_YOUR ASSIGNMENT_: Write out every entry exactly as given, but omit the pictures.

*** Opening of DATA RECORDS ***

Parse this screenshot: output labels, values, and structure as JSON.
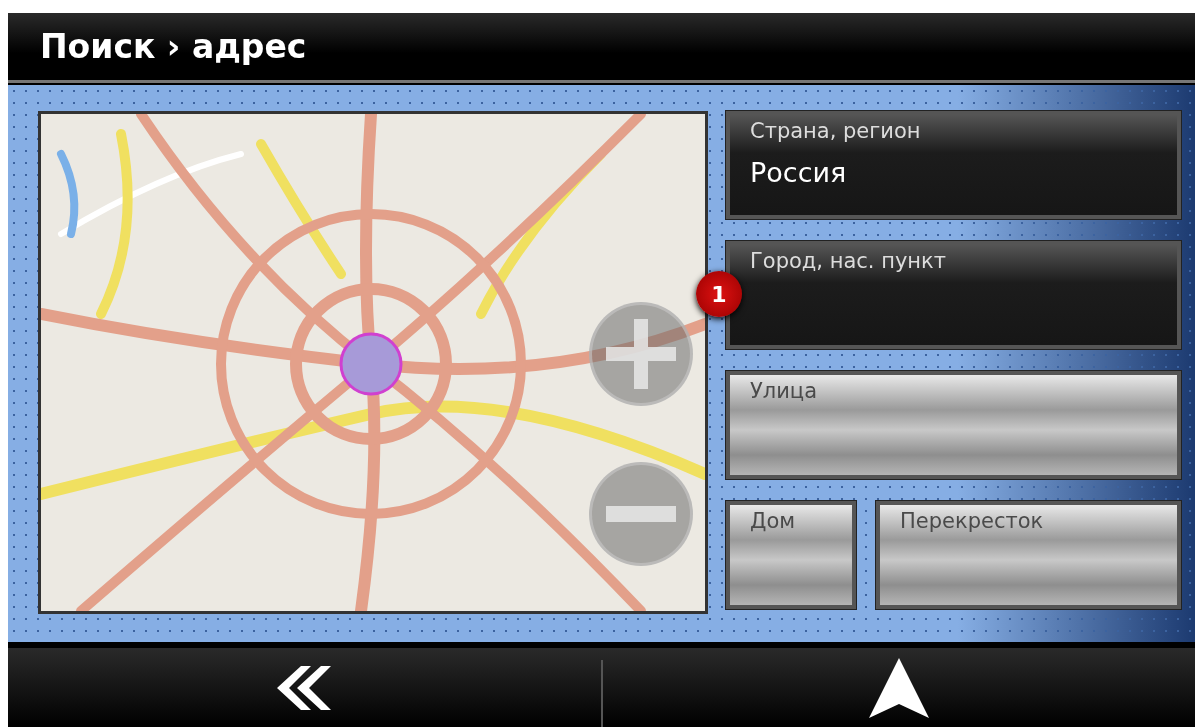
{
  "header": {
    "title": "Поиск › адрес"
  },
  "fields": [
    {
      "label": "Страна, регион",
      "value": "Россия",
      "disabled": false,
      "kind": "wide"
    },
    {
      "label": "Город, нас. пункт",
      "disabled": false,
      "kind": "wide",
      "badge": "1"
    },
    {
      "label": "Улица",
      "disabled": true,
      "kind": "wide"
    },
    {
      "label": "Дом",
      "disabled": true,
      "kind": "narrow"
    },
    {
      "label": "Перекресток",
      "disabled": true,
      "kind": "narrow"
    }
  ]
}
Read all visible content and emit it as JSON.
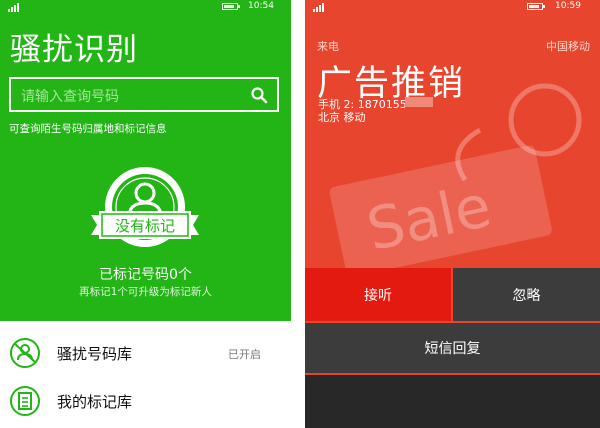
{
  "colors": {
    "green": "#22b515",
    "call_red": "#e8452f",
    "accept_red": "#e21a10",
    "dark_button": "#3c3c3c"
  },
  "left": {
    "status_bar": {
      "time": "10:54"
    },
    "title": "骚扰识别",
    "search": {
      "placeholder": "请输入查询号码",
      "icon": "search-icon"
    },
    "subtitle": "可查询陌生号码归属地和标记信息",
    "badge": {
      "label": "没有标记",
      "icon": "person-icon"
    },
    "marked_count": "已标记号码0个",
    "upgrade_hint": "再标记1个可升级为标记新人",
    "list": [
      {
        "label": "骚扰号码库",
        "status": "已开启",
        "icon": "no-person-icon"
      },
      {
        "label": "我的标记库",
        "status": "",
        "icon": "notebook-icon"
      }
    ]
  },
  "right": {
    "status_bar": {
      "time": "10:59"
    },
    "incoming_label": "来电",
    "carrier": "中国移动",
    "caller_tag": "广告推销",
    "number": "手机 2: 1870155",
    "location": "北京 移动",
    "watermark": "Sale",
    "buttons": {
      "accept": "接听",
      "ignore": "忽略",
      "sms": "短信回复"
    }
  }
}
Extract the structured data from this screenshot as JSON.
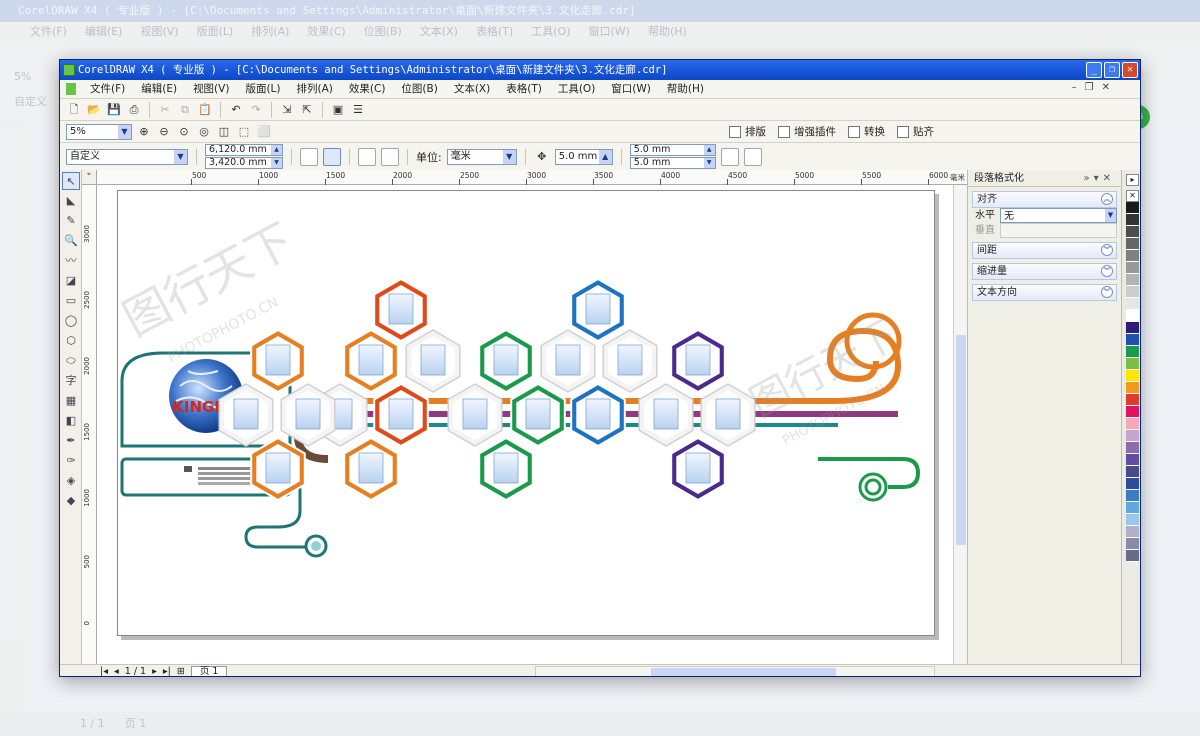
{
  "background_window": {
    "title": "CorelDRAW X4 ( 专业版 ) - [C:\\Documents and Settings\\Administrator\\桌面\\新建文件夹\\3.文化走廊.cdr]",
    "menu": [
      "文件(F)",
      "编辑(E)",
      "视图(V)",
      "版面(L)",
      "排列(A)",
      "效果(C)",
      "位图(B)",
      "文本(X)",
      "表格(T)",
      "工具(O)",
      "窗口(W)",
      "帮助(H)"
    ],
    "zoom": "5%",
    "page_size": "自定义",
    "page_counter": "1 / 1",
    "page_tab": "页 1"
  },
  "window": {
    "title": "CorelDRAW X4 ( 专业版 ) - [C:\\Documents and Settings\\Administrator\\桌面\\新建文件夹\\3.文化走廊.cdr]",
    "buttons": [
      "_",
      "❐",
      "✕"
    ]
  },
  "menu": [
    "文件(F)",
    "编辑(E)",
    "视图(V)",
    "版面(L)",
    "排列(A)",
    "效果(C)",
    "位图(B)",
    "文本(X)",
    "表格(T)",
    "工具(O)",
    "窗口(W)",
    "帮助(H)"
  ],
  "zoom_toolbar": {
    "zoom": "5%",
    "right_items": [
      "排版",
      "增强插件",
      "转换",
      "贴齐"
    ]
  },
  "property_bar": {
    "page_size": "自定义",
    "width": "6,120.0 mm",
    "height": "3,420.0 mm",
    "unit_label": "单位:",
    "unit": "毫米",
    "nudge": "5.0 mm",
    "dup_x": "5.0 mm",
    "dup_y": "5.0 mm"
  },
  "ruler": {
    "unit": "毫米",
    "h_ticks": [
      "500",
      "1000",
      "1500",
      "2000",
      "2500",
      "3000",
      "3500",
      "4000",
      "4500",
      "5000",
      "5500",
      "6000"
    ],
    "v_ticks": [
      "3000",
      "2500",
      "2000",
      "1500",
      "1000",
      "500",
      "0"
    ]
  },
  "artwork": {
    "logo_text": "KINGHO",
    "watermark_main": "图行天下",
    "watermark_sub": "PHOTOPHOTO.CN"
  },
  "docker": {
    "title": "段落格式化",
    "sections": [
      {
        "label": "对齐",
        "state": "expanded"
      },
      {
        "label": "间距",
        "state": "collapsed"
      },
      {
        "label": "缩进量",
        "state": "collapsed"
      },
      {
        "label": "文本方向",
        "state": "collapsed"
      }
    ],
    "align_horizontal_label": "水平",
    "align_horizontal_value": "无",
    "align_vertical_label": "垂直"
  },
  "palette_colors": [
    "#1a1a1a",
    "#333333",
    "#4d4d4d",
    "#666666",
    "#808080",
    "#999999",
    "#b3b3b3",
    "#cccccc",
    "#e6e6e6",
    "#ffffff",
    "#2e1a7a",
    "#1f4fb0",
    "#1a9a4a",
    "#7ac143",
    "#ffe600",
    "#f29a1f",
    "#e23a2e",
    "#e0135f",
    "#f7a8b8",
    "#c9a3cf",
    "#8e6bb0",
    "#5e4e9c",
    "#4a4a8a",
    "#2a4e9a",
    "#3b7cc4",
    "#5fa8e0",
    "#9bc8ea",
    "#b0b0c8",
    "#8a8aa8",
    "#6a6a8a"
  ],
  "status": {
    "page_counter": "1 / 1",
    "page_tab": "页 1"
  },
  "side_badge": "56"
}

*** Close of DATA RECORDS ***

_SOLUTION TO THE PROBLEM_:
Parse this screenshot: output labels, values, and structure as JSON.
{
  "header": {
    "title": "Поиск › адрес"
  },
  "fields": [
    {
      "label": "Страна, регион",
      "value": "Россия",
      "disabled": false,
      "kind": "wide"
    },
    {
      "label": "Город, нас. пункт",
      "disabled": false,
      "kind": "wide",
      "badge": "1"
    },
    {
      "label": "Улица",
      "disabled": true,
      "kind": "wide"
    },
    {
      "label": "Дом",
      "disabled": true,
      "kind": "narrow"
    },
    {
      "label": "Перекресток",
      "disabled": true,
      "kind": "narrow"
    }
  ]
}
Read all visible content and emit it as JSON.
{
  "colors": {
    "green": "#22b515",
    "call_red": "#e8452f",
    "accept_red": "#e21a10",
    "dark_button": "#3c3c3c"
  },
  "left": {
    "status_bar": {
      "time": "10:54"
    },
    "title": "骚扰识别",
    "search": {
      "placeholder": "请输入查询号码",
      "icon": "search-icon"
    },
    "subtitle": "可查询陌生号码归属地和标记信息",
    "badge": {
      "label": "没有标记",
      "icon": "person-icon"
    },
    "marked_count": "已标记号码0个",
    "upgrade_hint": "再标记1个可升级为标记新人",
    "list": [
      {
        "label": "骚扰号码库",
        "status": "已开启",
        "icon": "no-person-icon"
      },
      {
        "label": "我的标记库",
        "status": "",
        "icon": "notebook-icon"
      }
    ]
  },
  "right": {
    "status_bar": {
      "time": "10:59"
    },
    "incoming_label": "来电",
    "carrier": "中国移动",
    "caller_tag": "广告推销",
    "number": "手机 2: 1870155",
    "location": "北京 移动",
    "watermark": "Sale",
    "buttons": {
      "accept": "接听",
      "ignore": "忽略",
      "sms": "短信回复"
    }
  }
}
Extract the structured data from this screenshot as JSON.
{
  "background_window": {
    "title": "CorelDRAW X4 ( 专业版 ) - [C:\\Documents and Settings\\Administrator\\桌面\\新建文件夹\\3.文化走廊.cdr]",
    "menu": [
      "文件(F)",
      "编辑(E)",
      "视图(V)",
      "版面(L)",
      "排列(A)",
      "效果(C)",
      "位图(B)",
      "文本(X)",
      "表格(T)",
      "工具(O)",
      "窗口(W)",
      "帮助(H)"
    ],
    "zoom": "5%",
    "page_size": "自定义",
    "page_counter": "1 / 1",
    "page_tab": "页 1"
  },
  "window": {
    "title": "CorelDRAW X4 ( 专业版 ) - [C:\\Documents and Settings\\Administrator\\桌面\\新建文件夹\\3.文化走廊.cdr]",
    "buttons": [
      "_",
      "❐",
      "✕"
    ]
  },
  "menu": [
    "文件(F)",
    "编辑(E)",
    "视图(V)",
    "版面(L)",
    "排列(A)",
    "效果(C)",
    "位图(B)",
    "文本(X)",
    "表格(T)",
    "工具(O)",
    "窗口(W)",
    "帮助(H)"
  ],
  "zoom_toolbar": {
    "zoom": "5%",
    "right_items": [
      "排版",
      "增强插件",
      "转换",
      "贴齐"
    ]
  },
  "property_bar": {
    "page_size": "自定义",
    "width": "6,120.0 mm",
    "height": "3,420.0 mm",
    "unit_label": "单位:",
    "unit": "毫米",
    "nudge": "5.0 mm",
    "dup_x": "5.0 mm",
    "dup_y": "5.0 mm"
  },
  "ruler": {
    "unit": "毫米",
    "h_ticks": [
      "500",
      "1000",
      "1500",
      "2000",
      "2500",
      "3000",
      "3500",
      "4000",
      "4500",
      "5000",
      "5500",
      "6000"
    ],
    "v_ticks": [
      "3000",
      "2500",
      "2000",
      "1500",
      "1000",
      "500",
      "0"
    ]
  },
  "artwork": {
    "logo_text": "KINGHO",
    "watermark_main": "图行天下",
    "watermark_sub": "PHOTOPHOTO.CN"
  },
  "docker": {
    "title": "段落格式化",
    "sections": [
      {
        "label": "对齐",
        "state": "expanded"
      },
      {
        "label": "间距",
        "state": "collapsed"
      },
      {
        "label": "缩进量",
        "state": "collapsed"
      },
      {
        "label": "文本方向",
        "state": "collapsed"
      }
    ],
    "align_horizontal_label": "水平",
    "align_horizontal_value": "无",
    "align_vertical_label": "垂直"
  },
  "palette_colors": [
    "#1a1a1a",
    "#333333",
    "#4d4d4d",
    "#666666",
    "#808080",
    "#999999",
    "#b3b3b3",
    "#cccccc",
    "#e6e6e6",
    "#ffffff",
    "#2e1a7a",
    "#1f4fb0",
    "#1a9a4a",
    "#7ac143",
    "#ffe600",
    "#f29a1f",
    "#e23a2e",
    "#e0135f",
    "#f7a8b8",
    "#c9a3cf",
    "#8e6bb0",
    "#5e4e9c",
    "#4a4a8a",
    "#2a4e9a",
    "#3b7cc4",
    "#5fa8e0",
    "#9bc8ea",
    "#b0b0c8",
    "#8a8aa8",
    "#6a6a8a"
  ],
  "status": {
    "page_counter": "1 / 1",
    "page_tab": "页 1"
  },
  "side_badge": "56"
}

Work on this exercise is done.